12. Neuropharmacology

Mark Bayley MSc MD FRCPC, Shannon Janzen MSc, Rachel Anderson BSc, Joanne Aubut BSc, Andrea Lee, Robert Teasell MD FRCPC 

Chapter 12 Abbreviations

For a number of years, it has been recognized that brain injury causes alterations in neurotransmitter levels through a number of pathways including direct neuronal trauma, changes in neuronal membranes, and through secondary injury such as alterations in cerebral perfusion. A number of both clinical and basic science researchers have attempted to find pharmacological treatments in an attempt to normalize neurotransmitter levels and enhance brain recovery.

The neurotransmitters of interest include serotonin (5-hydroxytryptophan or 5-HT), acetylcholine, gamma-aminobutyric acid (GABA), and catecholamines such as dopamine and norepinephrine (NE). There are many subtypes of serotonin receptors and medications that have affinity for 5-HT1a, 1b, and 1c, which tend to reduce aggression in humans and have effects on sleep, mood, and behaviour. Acetylcholine is most associated with memory in the central nervous system (CNS), but may have other effects. It is synthesized from choline in neurons and is degraded mostly by acetylcholinesterase at the synapse. GABA and glycine are inhibitory neurotransmitters found throughout the CNS. GABAA receptors affect chlorine channels and hyperpolarize nerve cell membranes. Therefore, the neuron is less likely to activate. GABAB receptors enhance potassium or decrease calcium conductance across the cell membrane. 

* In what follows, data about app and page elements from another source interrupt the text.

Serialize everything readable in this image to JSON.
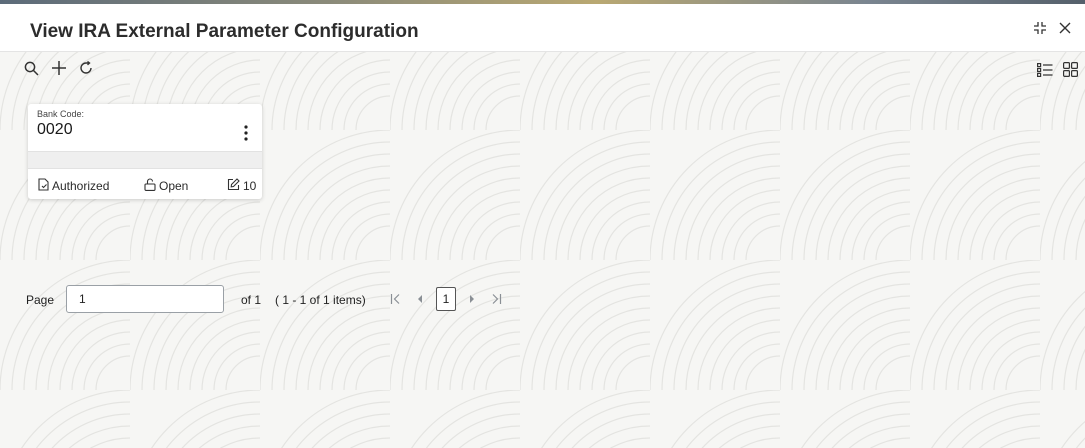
{
  "window": {
    "title": "View IRA External Parameter Configuration",
    "icons": [
      "minimize-icon",
      "close-icon"
    ]
  },
  "toolbar": {
    "icons": [
      "search-icon",
      "add-icon",
      "refresh-icon"
    ]
  },
  "view_toggle": {
    "icons": [
      "list-view-icon",
      "tile-view-icon"
    ]
  },
  "card": {
    "field_label": "Bank Code:",
    "field_value": "0020",
    "status_authorization": "Authorized",
    "status_record": "Open",
    "modification_count": "10",
    "icons": [
      "kebab-menu-icon",
      "authorized-icon",
      "unlock-icon",
      "edit-icon"
    ]
  },
  "pagination": {
    "page_label": "Page",
    "page_value": "1",
    "of_text": "of 1",
    "items_text": "( 1 - 1 of 1 items)",
    "current_page": "1",
    "icons": [
      "first-page-icon",
      "previous-page-icon",
      "next-page-icon",
      "last-page-icon"
    ]
  },
  "colors": {
    "background": "#f6f6f4",
    "header": "#ffffff",
    "text": "#1f1f1f",
    "pattern": "#e6e6e3"
  }
}
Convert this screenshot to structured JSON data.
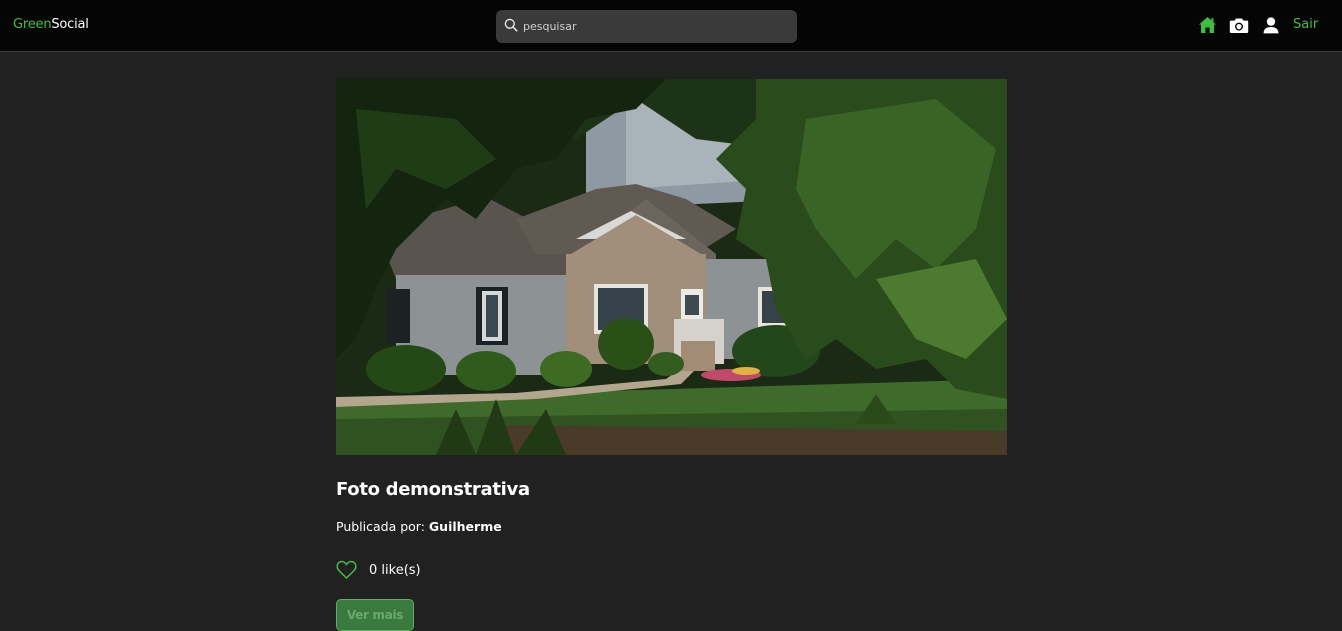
{
  "header": {
    "brand_green": "Green",
    "brand_white": "Social",
    "search_placeholder": "pesquisar",
    "nav_icons": [
      "home-icon",
      "camera-icon",
      "user-icon"
    ],
    "logout_label": "Sair"
  },
  "post": {
    "image_alt": "Foto demonstrativa",
    "title": "Foto demonstrativa",
    "published_prefix": "Publicada por:",
    "author": "Guilherme",
    "likes_label": "0 like(s)",
    "more_label": "Ver mais"
  },
  "colors": {
    "accent": "#3fbf3f",
    "topbar": "#050505",
    "background": "#212121",
    "button": "#3b7a3f"
  }
}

The catecholamines dopamine and NE tend to stimulate target receptors. Dopamine has diffuse effects on the CNS and is involved with motor control, arousal, procedural learning, and cognition. There are at least five dopamine receptor variants and abnormalities. The D2 variant is implicated in Parkinson’s disease and the D4 variant in schizophrenia. The effects of NE are associated with sleep regulation, mood, aggression, and perception of sensation. It results from the conversion of tyrosine into dopamine and then into NE.

This module provides an overview of the medications that have been used in brain injury to enhance recovery of a number of brain functions. Most of these medications’ effects are believed to be mediated through alterations in the neurotransmitters mentioned above. The module is organized to provide clinicians with evidence of pharmacological interventions for a number of clinically relevant problems after brain injury.


Contact Information: ERABI; Parkwood Institute; 550 Wellington Rd, London ON; 519-685-4292 x44559